The 32-year-old Froch, the WBC super middleweight champion, weighed 167 1/4 while the 26-year-old Dirrell was 167 1/2, after coming in heavy at the weigh in.

In the first round, Dirrell kept his left low, and snapped crisp jabs intermittently. Froch also kept his left low, and jabbed the the torso, head, and then torso again. Dirrell jabbered at Froch, playing the impudent interloper unafraid of entering a lion's den. The Brit Froch drew a roar from his people with a combo when Dirrell went lefty, but it was a close round. In the second, Froch both lead and countered, and again wasn't put off by Dirrell going lefty. Froch came in 3-0 against lefties, for the record. Dirrell's handspeed edge was obvious from Scotland, and it also was apparent that he wasn't overwhelmed by the big stage in enemy territory. In the third, Froch looked to press more, close the distance. But Dirrell whacked him with a few counters, and made Froch look quite immobile in comparison. Dirrell drew hoots from the crowd for getting out of dodge in a somewhat hasty manner, and in one exit burst Froch caught him clean. In the fourth, we saw some blood on Dirrell's lip and his nose. Dirrell's swift lateral movement signaled he wasn't keen on trading, and told Froch to step it up. In the fifth, Dirrell got thrown down by Froch, and the ref warned the hometowner. This round, Dirrell didn't move as much. He was mixing up his tactics, and keeping Froch guessing. His straight left to the body was also an effective weapon. In the sixth, Dirrell made Froch miss badly, and the champ was frustrated. Dirrell caught Froch with a left hand, and his confidence at this juncture was sky high. There were instances of clinching, grabbing, wrestling in just about every round, and the ref had to be ready to intercede at all times.
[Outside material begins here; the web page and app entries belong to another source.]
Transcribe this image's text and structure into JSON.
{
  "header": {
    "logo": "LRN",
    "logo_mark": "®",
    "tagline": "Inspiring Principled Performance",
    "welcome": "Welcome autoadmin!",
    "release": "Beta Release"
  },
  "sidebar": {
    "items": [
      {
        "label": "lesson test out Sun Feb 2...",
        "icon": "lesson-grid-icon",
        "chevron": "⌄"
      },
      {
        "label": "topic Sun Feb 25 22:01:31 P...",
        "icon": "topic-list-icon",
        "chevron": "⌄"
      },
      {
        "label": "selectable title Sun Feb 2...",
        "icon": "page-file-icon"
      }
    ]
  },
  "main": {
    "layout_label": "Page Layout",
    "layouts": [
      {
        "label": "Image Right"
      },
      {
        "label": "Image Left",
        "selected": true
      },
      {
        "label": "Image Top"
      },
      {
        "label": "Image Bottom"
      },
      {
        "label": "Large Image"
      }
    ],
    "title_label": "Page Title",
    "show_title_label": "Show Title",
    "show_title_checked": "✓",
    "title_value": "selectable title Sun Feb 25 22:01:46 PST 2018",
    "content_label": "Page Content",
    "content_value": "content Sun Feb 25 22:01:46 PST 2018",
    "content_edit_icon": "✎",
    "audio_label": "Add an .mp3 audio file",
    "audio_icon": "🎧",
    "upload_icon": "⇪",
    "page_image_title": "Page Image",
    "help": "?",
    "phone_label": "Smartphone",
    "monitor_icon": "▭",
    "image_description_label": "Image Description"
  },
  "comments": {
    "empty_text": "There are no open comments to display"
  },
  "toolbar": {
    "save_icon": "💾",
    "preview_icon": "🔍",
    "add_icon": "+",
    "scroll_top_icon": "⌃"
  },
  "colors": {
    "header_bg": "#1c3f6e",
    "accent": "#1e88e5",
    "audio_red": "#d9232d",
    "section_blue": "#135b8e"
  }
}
In the seventh, the mover Dirrell looked energized. Froch would box him into a corner, but Dirrell would slither away, untouched. Froch lured Dirrell into a scrum, a rumble, with a minute to go. Froch held and hit and Dirrell complained as he was being smacked, not a good move. He needed to stay focused, and not let it deteriorate into a bar brawl. Dirrell took back the momentum some with a left hook, clean, at the end of the round. In the eighth, Froch didn't manage to lure Dirrell into an ugly stanza early. Then he held Dirrell down, and rammed the back of his head with a right. It was so obvious, he definitively should have had a point deducted, no doubt about it. But he was at home and enjoyed that edge in that instance. Dirrell rubbed Froch with a forearm in response. Then Froch landed a left hook, but Dirrell didn't seem perturbed by it. In the ninth, Dirrell switched stance a few times, and threw in mid-switch. He looks wild doing it, but he pulls it off. Dirrell did look a bit more tired. Froch was warned for holding and hitting, and for sure, Team Dirrell will bring Froch's tactics up after the bout. Froch took a momentum advantage in this round.

 In the 10th, Dirrell looked more juiced than the round before. The ref then took a point from Dirrell, for holding, and there was no cause for it. There will be screams, and rightly so, about partisanship.  Dirrell then blasted Froch with a sharp left, and two rights, trying mightily to regain that point. He hurt Froch, with a left cross at the end of the round. That should've evened up the round. In the 11th, the first time Dirrell went into the 11th, the American slipped Froch combos, and came out with a left hook answer. Froch ate left hands, three in a row, at the midway point. He fired a heavy hook in retort. Dirrell was landing clean, effective blows, and  judges without a preference for Froch would have to see that. Froch threw right after the bell, but no point or warning was forthcoming. Dirrell's corner then  told him to take out Froch, smartly saying he wouldn't get a decision. TSS fully agreed with that advice. In the 12th, Dirrell didn't press too heavily. Both men still had ample energy, surprisingly. My DVR then cut off, but I taped Dexter, so I saw the ending. We'd go to the cards.